What to produce:
From the records below, copy each line in which the string "icon" occurs.
Records for this task section start
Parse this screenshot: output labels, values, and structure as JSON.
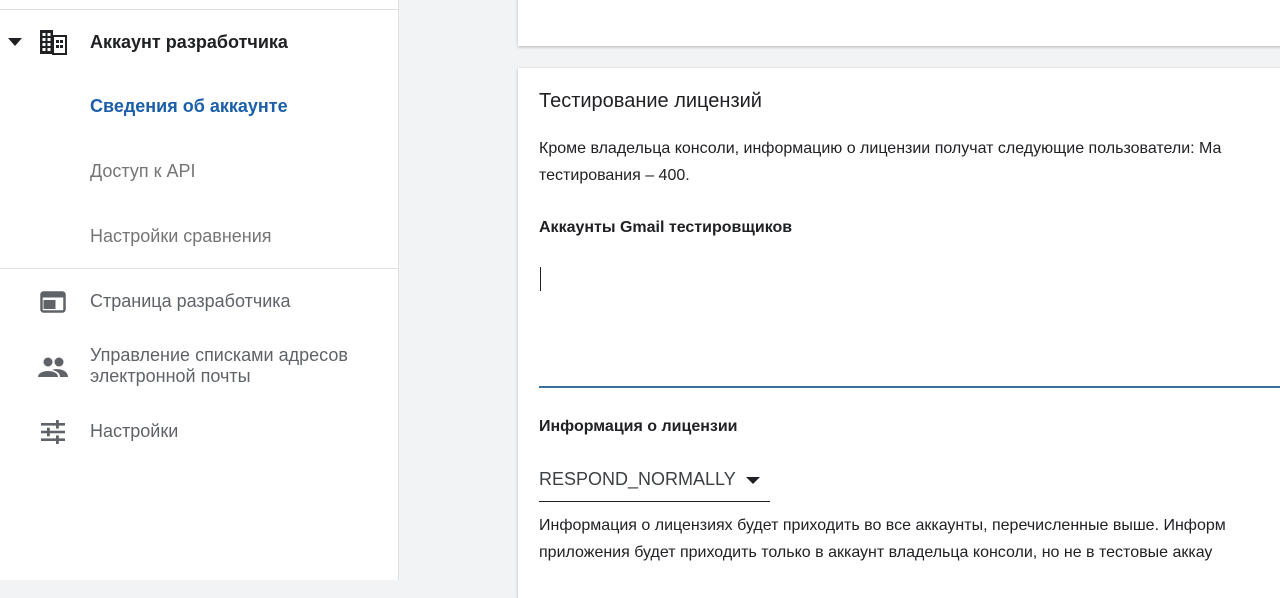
{
  "sidebar": {
    "developer_account": {
      "label": "Аккаунт разработчика",
      "icon": "building-icon"
    },
    "sub_items": [
      {
        "label": "Сведения об аккаунте",
        "active": true
      },
      {
        "label": "Доступ к API",
        "active": false
      },
      {
        "label": "Настройки сравнения",
        "active": false
      }
    ],
    "items": [
      {
        "label": "Страница разработчика",
        "icon": "web-page-icon"
      },
      {
        "label_line1": "Управление списками адресов",
        "label_line2": "электронной почты",
        "icon": "people-icon"
      },
      {
        "label": "Настройки",
        "icon": "tune-icon"
      }
    ]
  },
  "license_testing": {
    "title": "Тестирование лицензий",
    "description_line1": "Кроме владельца консоли, информацию о лицензии получат следующие пользователи: Ма",
    "description_line2": "тестирования – 400.",
    "testers_label": "Аккаунты Gmail тестировщиков",
    "testers_value": "",
    "license_info_label": "Информация о лицензии",
    "license_response_selected": "RESPOND_NORMALLY",
    "license_note_line1": "Информация о лицензиях будет приходить во все аккаунты, перечисленные выше. Информ",
    "license_note_line2": "приложения будет приходить только в аккаунт владельца консоли, но не в тестовые аккау"
  },
  "colors": {
    "active_link": "#1a5fa8",
    "input_underline": "#3a6f9e",
    "background": "#f1f3f4"
  }
}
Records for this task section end
Result for this exercise:
      "icon": "building-icon"
        "icon": "web-page-icon"
        "icon": "people-icon"
        "icon": "tune-icon"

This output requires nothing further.